** Opening RECORD EXCERPTS block **
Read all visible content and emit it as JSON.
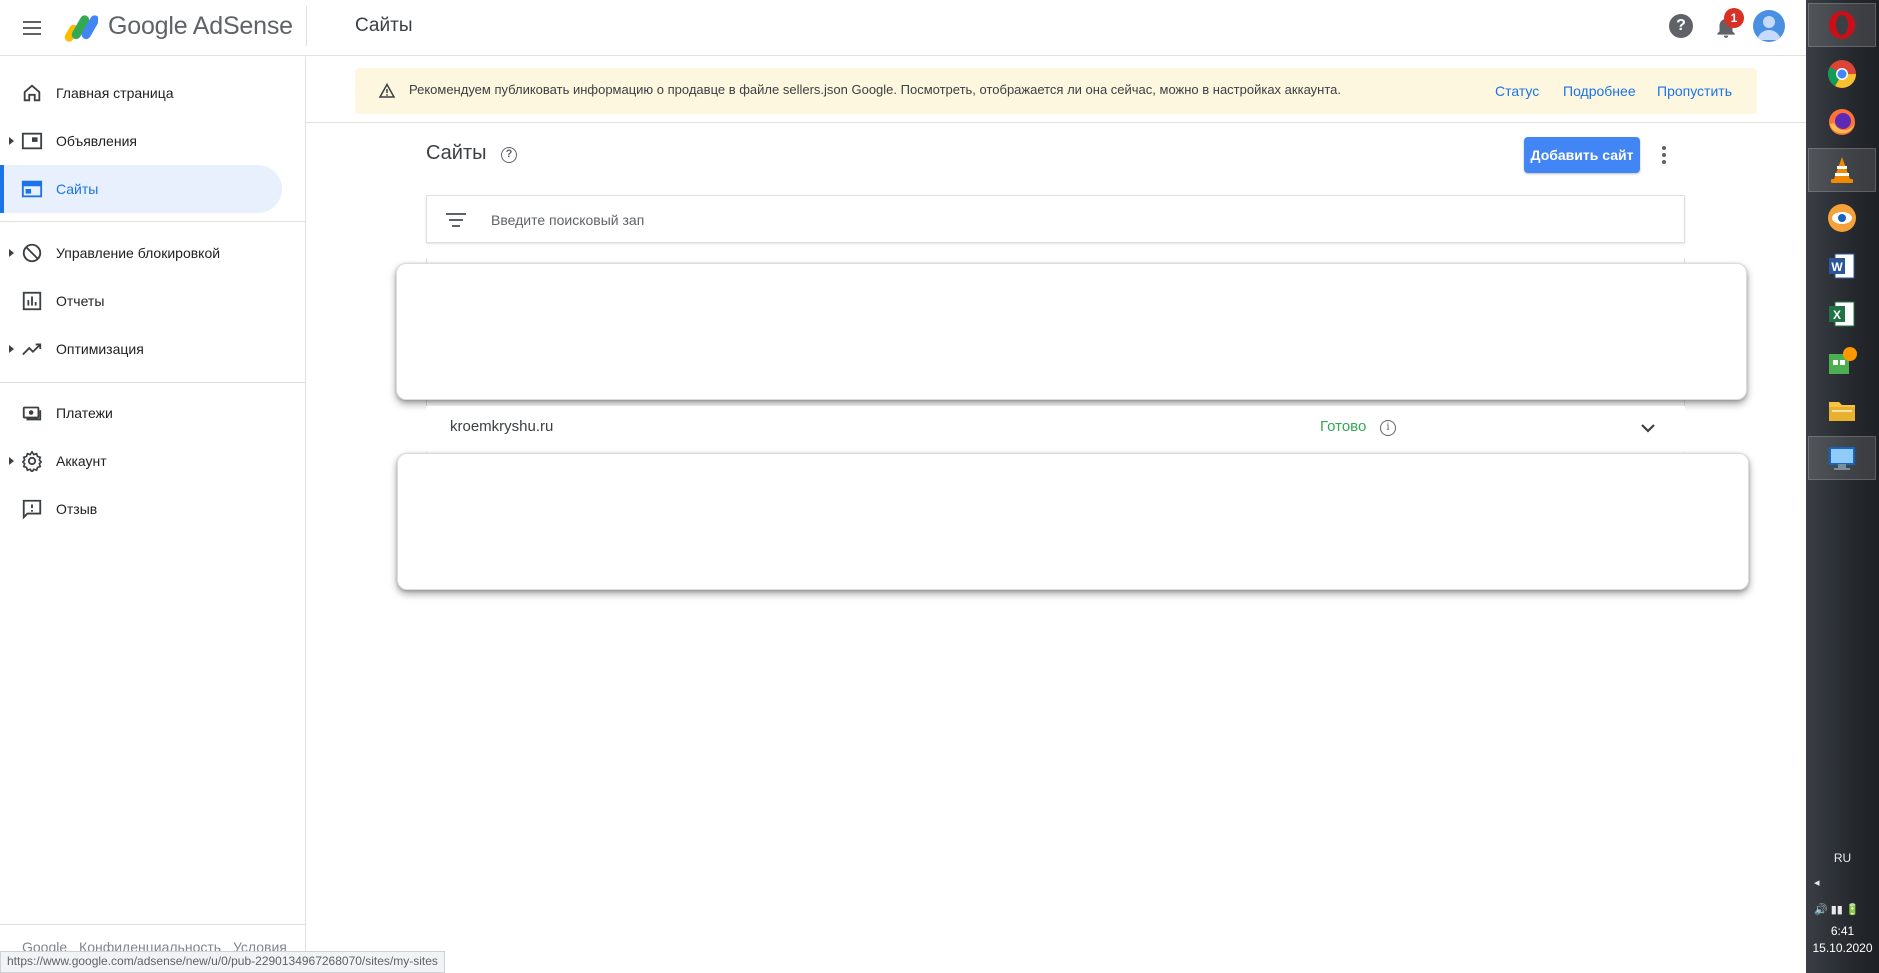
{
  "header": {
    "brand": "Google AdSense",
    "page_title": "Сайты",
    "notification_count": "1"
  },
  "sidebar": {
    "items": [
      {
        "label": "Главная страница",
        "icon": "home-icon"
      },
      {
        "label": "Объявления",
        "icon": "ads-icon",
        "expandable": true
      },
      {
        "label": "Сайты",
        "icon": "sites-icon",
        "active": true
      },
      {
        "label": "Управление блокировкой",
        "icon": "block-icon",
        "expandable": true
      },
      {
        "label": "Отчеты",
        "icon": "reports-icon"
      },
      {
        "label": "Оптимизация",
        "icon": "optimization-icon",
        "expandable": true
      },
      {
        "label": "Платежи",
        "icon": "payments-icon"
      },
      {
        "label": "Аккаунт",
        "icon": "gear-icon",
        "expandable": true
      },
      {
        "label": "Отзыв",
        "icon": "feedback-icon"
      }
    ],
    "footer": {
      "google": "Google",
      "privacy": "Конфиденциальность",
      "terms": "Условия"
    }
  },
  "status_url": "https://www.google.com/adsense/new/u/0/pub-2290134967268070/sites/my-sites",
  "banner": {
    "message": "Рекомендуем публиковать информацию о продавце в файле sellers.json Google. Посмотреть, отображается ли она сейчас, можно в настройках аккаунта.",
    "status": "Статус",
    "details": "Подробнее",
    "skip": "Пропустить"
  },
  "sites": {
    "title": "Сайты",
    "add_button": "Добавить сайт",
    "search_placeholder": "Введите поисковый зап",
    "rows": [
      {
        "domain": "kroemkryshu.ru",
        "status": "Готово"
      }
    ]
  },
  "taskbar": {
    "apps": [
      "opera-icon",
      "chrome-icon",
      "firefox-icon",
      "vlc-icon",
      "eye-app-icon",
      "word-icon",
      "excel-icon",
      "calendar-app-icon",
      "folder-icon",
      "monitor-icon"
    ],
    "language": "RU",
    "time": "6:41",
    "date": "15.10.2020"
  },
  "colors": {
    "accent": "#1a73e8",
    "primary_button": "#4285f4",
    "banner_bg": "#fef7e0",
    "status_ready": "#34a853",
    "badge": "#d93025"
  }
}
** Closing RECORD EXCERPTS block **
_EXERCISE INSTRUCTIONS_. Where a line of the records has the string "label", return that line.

_OUTPUT OF THE EXERCISE_.
        "label": "Главная страница",
        "label": "Объявления",
        "label": "Сайты",
        "label": "Управление блокировкой",
        "label": "Отчеты",
        "label": "Оптимизация",
        "label": "Платежи",
        "label": "Аккаунт",
        "label": "Отзыв",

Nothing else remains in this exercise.